America must win the race to 5G, the next generation of wireless connectivity. And this matters for two key reasons:
The first is national competitiveness. We want the good-paying jobs that develop and deploy 5G technologies — jobs that support some of the folks in this room — to be created here, in America. We want these technologies to give our economy a leg up as we compete against the rest of the world.
The second reason U.S. leadership matters is that 5G will improve Americans’ lives in so many ways, from precision agriculture, to smart transportation networks, to telemedicine, and more. We want Americans to be the first to benefit from this new digital revolution while protecting our innovators and our citizens. We don’t want rural Americans to be left behind.
I’m pleased to report that America is now well positioned to win the race to fast, secure and reliable 5G. And don’t just take my word for it. In February, ABI Research stated, “It is the United States who will win the 5G race in the short term.” That same month, Cisco projected that, in three years, 5G would be more than twice as prevalent in North America as in Asia.
In early April, CTIA reported that America leads the world with the most commercial 5G deployments of any nation.
And April 10, it was reported that 5G-related job listings here in the United States increased 12 percent in the previous three weeks, according to data from an online job search service.
Today, 5G is a success story — an American success story. Well, how are we getting the job done? As the lead agency on 5G, the FCC is pursuing a three-part strategy called the 5G FAST Plan. First, we’re freeing up spectrum, the invisible airwaves that carry wireless traffic. We finished our first 5G spectrum auction in January, and we’re holding a second, right now, that has already generated almost $2 billion in bids.
Second, we’re making it easier to install wireless infrastructure. 5G will rely heavily on a web of small antennas. But when I came into office, regulations designed for tall towers threatened to strangle our 5G future in red tape. We have eliminated these rules, because infrastructure the size of a pizza box shouldn’t have to jump through the same regulatory hoops as a 200-foot cell tower.
And third, we’ve taken action to encourage the deployment of optical fiber. That is because 5G isn’t just about wireless. We’ll also need strong fiber networks to carry 5G traffic once it goes from the air to the ground. And we’ve done a lot to make that happen, including ending heavy-handed regulations imposed by the prior administration.
And here, too, we are getting results. Last year, fiber was deployed to more new locations in the United States than in any year before. But in the race to 5G, our early success is still early. We still need to do more, and we will.

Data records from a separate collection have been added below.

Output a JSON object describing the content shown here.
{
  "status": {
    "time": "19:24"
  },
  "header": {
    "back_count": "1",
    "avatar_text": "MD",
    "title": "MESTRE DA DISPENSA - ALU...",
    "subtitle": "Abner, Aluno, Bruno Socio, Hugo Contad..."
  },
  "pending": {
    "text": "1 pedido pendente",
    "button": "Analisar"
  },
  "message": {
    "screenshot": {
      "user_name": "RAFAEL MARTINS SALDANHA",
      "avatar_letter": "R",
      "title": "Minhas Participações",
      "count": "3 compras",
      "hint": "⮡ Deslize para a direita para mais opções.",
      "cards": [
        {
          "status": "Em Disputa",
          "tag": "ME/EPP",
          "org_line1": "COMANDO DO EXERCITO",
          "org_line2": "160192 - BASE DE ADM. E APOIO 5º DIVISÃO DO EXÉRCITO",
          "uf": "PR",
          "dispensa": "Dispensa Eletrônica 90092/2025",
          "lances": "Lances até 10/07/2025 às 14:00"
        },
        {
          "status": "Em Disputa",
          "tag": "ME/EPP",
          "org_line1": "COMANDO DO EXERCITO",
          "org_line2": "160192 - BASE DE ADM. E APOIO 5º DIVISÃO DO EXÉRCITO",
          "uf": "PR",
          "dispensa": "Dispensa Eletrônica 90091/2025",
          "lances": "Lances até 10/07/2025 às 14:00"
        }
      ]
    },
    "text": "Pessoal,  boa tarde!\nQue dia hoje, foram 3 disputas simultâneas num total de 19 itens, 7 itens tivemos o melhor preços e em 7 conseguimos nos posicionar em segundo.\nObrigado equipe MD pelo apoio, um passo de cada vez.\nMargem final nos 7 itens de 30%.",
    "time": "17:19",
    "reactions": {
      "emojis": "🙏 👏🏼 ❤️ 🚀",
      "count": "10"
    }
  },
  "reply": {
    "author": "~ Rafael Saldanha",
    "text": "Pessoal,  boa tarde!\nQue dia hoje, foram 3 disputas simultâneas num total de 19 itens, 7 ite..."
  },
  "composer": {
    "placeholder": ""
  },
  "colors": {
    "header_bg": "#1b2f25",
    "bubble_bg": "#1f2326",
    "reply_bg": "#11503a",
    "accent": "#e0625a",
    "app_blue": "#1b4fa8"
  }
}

I’m announcing two new steps the FCC will take to build on our momentum. First, the FCC intends to start its third 5G spectrum auction on Dec. 10. This will be the largest spectrum auction in American history. We will be selling 3,400 megahertz in three different bands. That is a lot of spectrum.
Second, to help build the infrastructure of the future, the FCC aims to create a $20.4 billion Rural Digital Opportunity Fund headed by the agency. This money will extend high-speed broadband to up to 4 million homes and small businesses in rural America. These next-generation networks will bring greater economic opportunity to America’s heartland, including some of the great jobs building infrastructure, and they will help support future 5G technologies.
Ajit Pai is chairman of the FCC. Edited for length and style, this article was excerpted from the chairman’s remarks made during the U.S. 5G deployment technology press conference in the Roosevelt Room at the White House on April 12. For the unabridged text, visit www.whitehouse.gov.
This article ran in the June 2019 issue of AGL Magazine.